# What to produce:
The response should hold each line from the entries below where "accent" is found.

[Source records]
↓

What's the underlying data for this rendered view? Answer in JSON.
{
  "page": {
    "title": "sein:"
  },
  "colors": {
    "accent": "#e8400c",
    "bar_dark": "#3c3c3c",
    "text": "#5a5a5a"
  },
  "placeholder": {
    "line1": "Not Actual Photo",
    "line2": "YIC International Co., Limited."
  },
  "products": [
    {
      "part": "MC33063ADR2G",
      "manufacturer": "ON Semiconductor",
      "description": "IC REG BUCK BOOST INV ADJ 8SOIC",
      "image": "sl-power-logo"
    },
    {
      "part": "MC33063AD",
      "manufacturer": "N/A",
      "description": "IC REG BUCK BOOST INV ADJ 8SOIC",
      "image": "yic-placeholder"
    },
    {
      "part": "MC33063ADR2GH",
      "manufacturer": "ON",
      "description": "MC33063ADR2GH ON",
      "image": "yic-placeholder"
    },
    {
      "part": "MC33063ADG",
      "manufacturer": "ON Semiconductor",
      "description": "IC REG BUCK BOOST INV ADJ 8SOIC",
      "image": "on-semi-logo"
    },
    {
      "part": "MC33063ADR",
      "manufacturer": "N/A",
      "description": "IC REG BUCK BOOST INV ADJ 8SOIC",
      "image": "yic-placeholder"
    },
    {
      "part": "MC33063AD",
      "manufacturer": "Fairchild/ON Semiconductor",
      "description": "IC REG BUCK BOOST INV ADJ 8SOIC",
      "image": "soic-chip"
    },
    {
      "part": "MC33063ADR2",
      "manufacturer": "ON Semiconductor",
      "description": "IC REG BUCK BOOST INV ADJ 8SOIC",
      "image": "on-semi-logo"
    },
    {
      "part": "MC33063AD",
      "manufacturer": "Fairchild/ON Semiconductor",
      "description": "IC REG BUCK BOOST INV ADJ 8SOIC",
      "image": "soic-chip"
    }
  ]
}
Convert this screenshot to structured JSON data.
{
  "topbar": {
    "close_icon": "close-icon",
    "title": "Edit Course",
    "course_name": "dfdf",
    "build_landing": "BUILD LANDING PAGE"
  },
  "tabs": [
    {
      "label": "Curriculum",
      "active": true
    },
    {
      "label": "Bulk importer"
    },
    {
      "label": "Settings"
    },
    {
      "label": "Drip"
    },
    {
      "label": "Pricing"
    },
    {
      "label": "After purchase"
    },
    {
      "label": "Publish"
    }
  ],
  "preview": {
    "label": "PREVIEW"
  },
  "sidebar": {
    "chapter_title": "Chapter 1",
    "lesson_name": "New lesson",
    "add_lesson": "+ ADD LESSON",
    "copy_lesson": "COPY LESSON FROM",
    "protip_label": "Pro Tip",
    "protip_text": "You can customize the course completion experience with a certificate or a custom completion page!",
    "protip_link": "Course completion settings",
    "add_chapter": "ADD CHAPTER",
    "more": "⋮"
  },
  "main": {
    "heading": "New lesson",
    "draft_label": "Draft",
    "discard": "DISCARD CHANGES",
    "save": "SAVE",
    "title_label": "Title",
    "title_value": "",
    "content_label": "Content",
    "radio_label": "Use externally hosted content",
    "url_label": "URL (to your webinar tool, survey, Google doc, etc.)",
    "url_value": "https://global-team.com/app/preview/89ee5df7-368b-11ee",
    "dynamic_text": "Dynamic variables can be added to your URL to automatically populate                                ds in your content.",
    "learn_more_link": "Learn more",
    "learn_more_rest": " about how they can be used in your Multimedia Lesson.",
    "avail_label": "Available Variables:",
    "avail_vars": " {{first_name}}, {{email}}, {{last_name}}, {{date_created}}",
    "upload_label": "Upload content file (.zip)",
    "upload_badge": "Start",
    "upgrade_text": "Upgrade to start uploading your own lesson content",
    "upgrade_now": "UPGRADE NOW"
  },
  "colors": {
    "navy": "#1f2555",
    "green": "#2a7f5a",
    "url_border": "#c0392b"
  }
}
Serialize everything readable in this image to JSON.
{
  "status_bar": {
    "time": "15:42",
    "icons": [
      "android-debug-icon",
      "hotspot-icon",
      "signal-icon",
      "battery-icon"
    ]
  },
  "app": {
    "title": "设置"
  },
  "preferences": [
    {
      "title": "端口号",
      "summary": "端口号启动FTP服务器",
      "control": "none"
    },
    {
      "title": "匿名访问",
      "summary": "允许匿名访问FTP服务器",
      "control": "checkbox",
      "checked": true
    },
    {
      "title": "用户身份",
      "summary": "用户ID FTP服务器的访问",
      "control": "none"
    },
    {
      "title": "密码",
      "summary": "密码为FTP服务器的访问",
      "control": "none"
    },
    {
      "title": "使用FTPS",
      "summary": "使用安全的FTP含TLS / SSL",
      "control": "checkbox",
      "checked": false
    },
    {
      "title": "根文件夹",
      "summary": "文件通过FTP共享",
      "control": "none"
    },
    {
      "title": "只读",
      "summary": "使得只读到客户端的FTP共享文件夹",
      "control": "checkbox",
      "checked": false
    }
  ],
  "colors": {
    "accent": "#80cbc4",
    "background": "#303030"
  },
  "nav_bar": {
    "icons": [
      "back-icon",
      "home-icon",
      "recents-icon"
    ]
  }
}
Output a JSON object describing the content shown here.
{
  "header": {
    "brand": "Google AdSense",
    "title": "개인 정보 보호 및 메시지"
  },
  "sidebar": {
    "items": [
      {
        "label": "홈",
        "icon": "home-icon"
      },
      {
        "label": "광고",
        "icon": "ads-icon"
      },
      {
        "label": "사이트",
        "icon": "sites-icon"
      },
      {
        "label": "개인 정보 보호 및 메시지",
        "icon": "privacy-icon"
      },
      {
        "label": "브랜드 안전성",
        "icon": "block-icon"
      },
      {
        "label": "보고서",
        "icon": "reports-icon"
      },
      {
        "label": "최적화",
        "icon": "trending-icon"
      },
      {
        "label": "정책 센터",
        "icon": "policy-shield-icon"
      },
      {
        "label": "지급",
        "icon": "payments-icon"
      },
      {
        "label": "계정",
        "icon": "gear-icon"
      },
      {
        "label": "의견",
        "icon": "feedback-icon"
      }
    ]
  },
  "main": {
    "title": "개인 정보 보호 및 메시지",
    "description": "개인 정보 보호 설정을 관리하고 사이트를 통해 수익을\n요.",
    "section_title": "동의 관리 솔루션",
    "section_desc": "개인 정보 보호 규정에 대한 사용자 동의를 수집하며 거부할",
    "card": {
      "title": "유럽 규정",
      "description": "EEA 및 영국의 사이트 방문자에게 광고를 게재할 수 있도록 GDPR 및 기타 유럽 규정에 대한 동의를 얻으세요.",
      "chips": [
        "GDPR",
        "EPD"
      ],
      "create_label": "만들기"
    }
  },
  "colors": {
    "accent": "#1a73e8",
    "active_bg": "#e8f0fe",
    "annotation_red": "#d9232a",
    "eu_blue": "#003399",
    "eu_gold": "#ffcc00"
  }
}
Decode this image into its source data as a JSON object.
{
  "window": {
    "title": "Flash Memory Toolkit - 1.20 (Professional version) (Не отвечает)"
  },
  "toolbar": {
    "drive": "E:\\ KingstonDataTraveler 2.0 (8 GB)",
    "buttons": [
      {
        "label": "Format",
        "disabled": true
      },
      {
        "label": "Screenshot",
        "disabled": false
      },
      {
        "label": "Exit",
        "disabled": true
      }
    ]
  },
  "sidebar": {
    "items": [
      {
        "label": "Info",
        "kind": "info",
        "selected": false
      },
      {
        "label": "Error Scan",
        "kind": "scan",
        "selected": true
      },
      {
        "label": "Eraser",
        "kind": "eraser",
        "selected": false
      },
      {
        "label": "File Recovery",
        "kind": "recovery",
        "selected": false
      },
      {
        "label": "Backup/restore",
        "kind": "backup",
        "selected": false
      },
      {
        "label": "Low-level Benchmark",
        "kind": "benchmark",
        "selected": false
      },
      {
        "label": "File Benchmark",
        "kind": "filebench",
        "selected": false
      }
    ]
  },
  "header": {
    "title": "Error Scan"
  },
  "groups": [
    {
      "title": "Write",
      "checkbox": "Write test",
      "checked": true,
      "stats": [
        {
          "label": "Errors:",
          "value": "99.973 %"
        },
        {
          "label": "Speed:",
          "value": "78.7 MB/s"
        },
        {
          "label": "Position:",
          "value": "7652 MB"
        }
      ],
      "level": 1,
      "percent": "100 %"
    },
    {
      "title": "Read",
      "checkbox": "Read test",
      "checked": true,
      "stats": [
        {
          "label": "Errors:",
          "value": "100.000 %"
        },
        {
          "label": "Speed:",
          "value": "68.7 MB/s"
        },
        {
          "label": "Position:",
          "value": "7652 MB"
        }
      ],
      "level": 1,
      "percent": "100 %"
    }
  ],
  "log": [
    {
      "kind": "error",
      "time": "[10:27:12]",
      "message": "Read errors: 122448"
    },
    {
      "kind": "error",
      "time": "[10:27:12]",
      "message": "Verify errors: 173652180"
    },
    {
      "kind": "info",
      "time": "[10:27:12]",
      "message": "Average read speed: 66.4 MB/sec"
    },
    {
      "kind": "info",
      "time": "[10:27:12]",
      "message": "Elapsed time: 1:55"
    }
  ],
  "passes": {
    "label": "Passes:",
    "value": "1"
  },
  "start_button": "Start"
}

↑

# Answer for the task:
    "accent": "#e8400c",
    "accent": "#80cbc4",
    "accent": "#1a73e8",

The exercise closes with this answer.